• Healthcare and disaster risk reduction management services
• Mass housing
• Infrastructure and logistics Including PPPs
• Innovation drivers
• Inclusive business models
• Environment- or climate change-related products
Likewise covered by the IPP are the following export activities:
• Production and manufacture of export products
• Services export
• Activities in support of exporters
Specifically for export products, the 2020 IPP covers the production and manufacture of non-traditional export products.
Moreover, applications for incentives for both export products and services export must meet the requirement that at least 50% of the RBE’s output is exported if the business enterprise is Filipino owned. For foreign-owned RBEs, the export requirement is at least 70%.
But Portoza stressed that this is just in the interim, as CREATE actually provides for a 70% export requirement regardless of whether the enterprise is Filipino or foreign owned, and this will be the future policy to be followed going forward.
In addition to preferred activities and export activities, the 2020 IPP also covers activities under special laws “where inclusion in the IPP is mandated for the purpose of incentives.” These special laws include the following:
• Industrial tree plantation
• Mining (limited to capital equipment incentive)
• Publication or printing of books/textbooks
• Refining, storage, marketing & distribution of petroleum products
• Rehabilitation, self-development and self-reliance of persons with disability
• Renewable energy
• Energy efficiency and conservation
On where businesses can submit their application for registration for incentives, Portoza said it should be filed with the IPA concerned, such as the BOI, FIRB or Philippine Economic Zone Authority.
“If it’s outside the zones, you go to the BOI and submit your application.
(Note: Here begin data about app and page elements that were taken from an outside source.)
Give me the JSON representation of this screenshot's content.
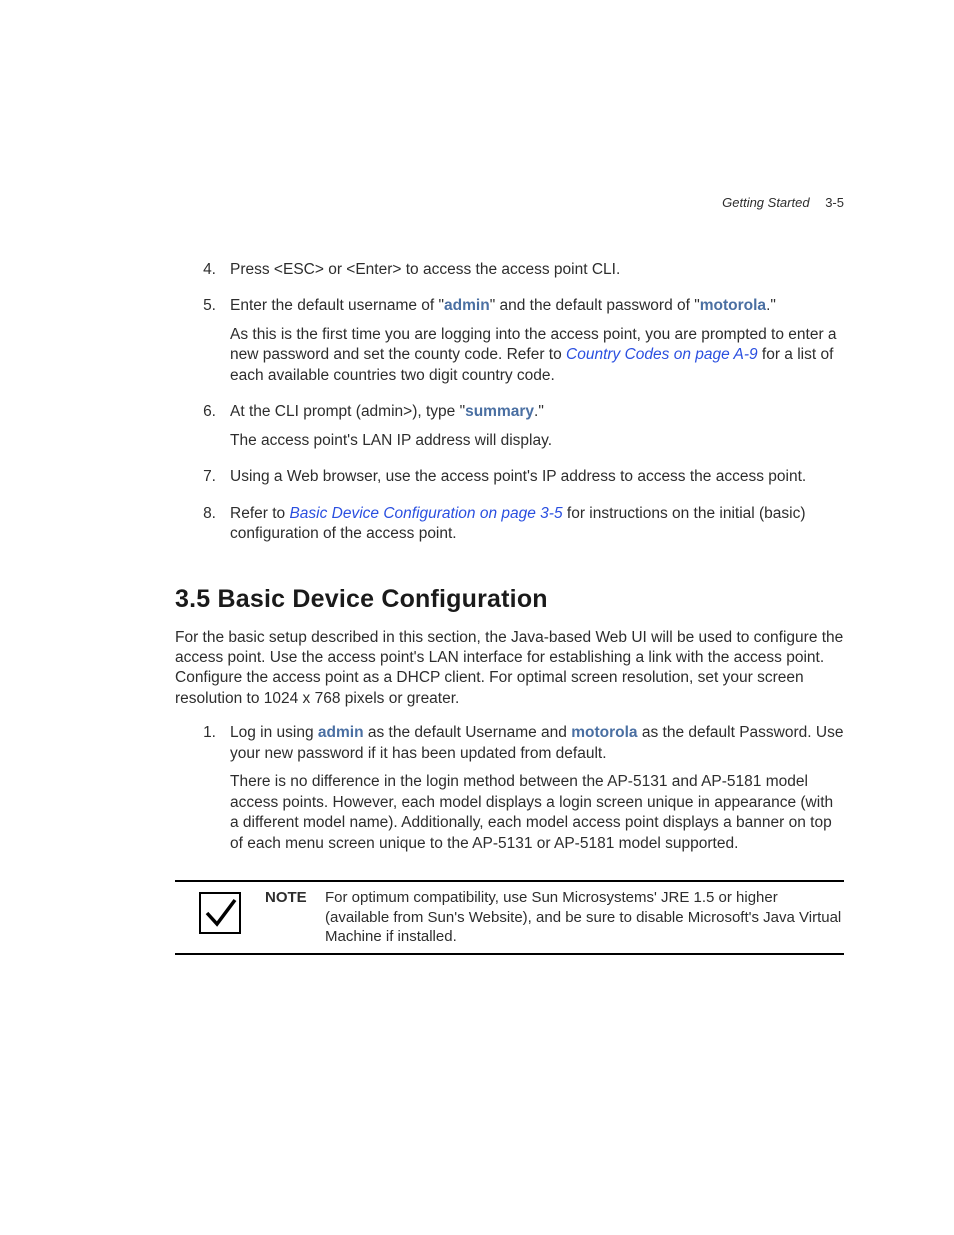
{
  "header": {
    "section": "Getting Started",
    "pagenum": "3-5"
  },
  "steps_a": [
    {
      "num": "4.",
      "paras": [
        [
          {
            "t": "Press <ESC> or <Enter> to access the access point CLI."
          }
        ]
      ]
    },
    {
      "num": "5.",
      "paras": [
        [
          {
            "t": "Enter the default username of \""
          },
          {
            "t": "admin",
            "cls": "cmd"
          },
          {
            "t": "\" and the default password of \""
          },
          {
            "t": "motorola",
            "cls": "cmd"
          },
          {
            "t": ".\""
          }
        ],
        [
          {
            "t": "As this is the first time you are logging into the access point, you are prompted to enter a new password and set the county code. Refer to "
          },
          {
            "t": "Country Codes on page A-9",
            "cls": "link"
          },
          {
            "t": " for a list of each available countries two digit country code."
          }
        ]
      ]
    },
    {
      "num": "6.",
      "paras": [
        [
          {
            "t": "At the CLI prompt (admin>), type \""
          },
          {
            "t": "summary",
            "cls": "cmd"
          },
          {
            "t": ".\""
          }
        ],
        [
          {
            "t": "The access point's LAN IP address will display."
          }
        ]
      ]
    },
    {
      "num": "7.",
      "paras": [
        [
          {
            "t": "Using a Web browser, use the access point's IP address to access the access point."
          }
        ]
      ]
    },
    {
      "num": "8.",
      "paras": [
        [
          {
            "t": "Refer to "
          },
          {
            "t": "Basic Device Configuration on page 3-5",
            "cls": "link"
          },
          {
            "t": " for instructions on the initial (basic) configuration of the access point."
          }
        ]
      ]
    }
  ],
  "section_title": "3.5  Basic Device Configuration",
  "intro_para": "For the basic setup described in this section, the Java-based Web UI will be used to configure the access point. Use the access point's LAN interface for establishing a link with the access point. Configure the access point as a DHCP client. For optimal screen resolution, set your screen resolution to 1024 x 768 pixels or greater.",
  "steps_b": [
    {
      "num": "1.",
      "paras": [
        [
          {
            "t": "Log in using "
          },
          {
            "t": "admin",
            "cls": "cmd"
          },
          {
            "t": " as the default Username and "
          },
          {
            "t": "motorola",
            "cls": "cmd"
          },
          {
            "t": " as the default Password. Use your new password if it has been updated from default."
          }
        ],
        [
          {
            "t": "There is no difference in the login method between the AP-5131 and AP-5181 model access points. However, each model displays a login screen unique in appearance (with a different model name). Additionally, each model access point displays a banner on top of each menu screen unique to the AP-5131 or AP-5181 model supported."
          }
        ]
      ]
    }
  ],
  "note": {
    "label": "NOTE",
    "text": "For optimum compatibility, use Sun Microsystems' JRE 1.5 or higher (available from Sun's Website), and be sure to disable Microsoft's Java Virtual Machine if installed."
  }
}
The BOI or IPA concerned will evaluate the application for registration vis-à-vis the governing IPP for this year until the SIPP is issued. Once it qualifies under the IPP or SIPP, the BOI will make a decision. If it’s P1 billion and below, then the Board approves or disapproves it and informs the business enterprise or the applicant,” stated Portoza.
If the investment is more than P1 billion, the process takes a slightly longer route. The BOI Board will make a decision on the compliance of the registration and recommend to the FIRB what incentives may be given.
The FIRB Secretariat will then review and evaluate the IPA’s recommendation, and prepares and submits its report to the FIRB technical committee. The technical committee, in turn, may adopt or reject the Secretariat’s recommendation, and present its recommendation to the FIRB Board.
“Once the FIRB Board has made a decision, the same will be transmitted to the IPA concerned, and the IPA concerned will accordingly inform the business enterprise of the decision of the IPA concerned on the registration, and the decision of the FIRB on the tax incentives,” Portoza said.
She added that the processes are generally governed by the periods under the Ease of Doing Business Law.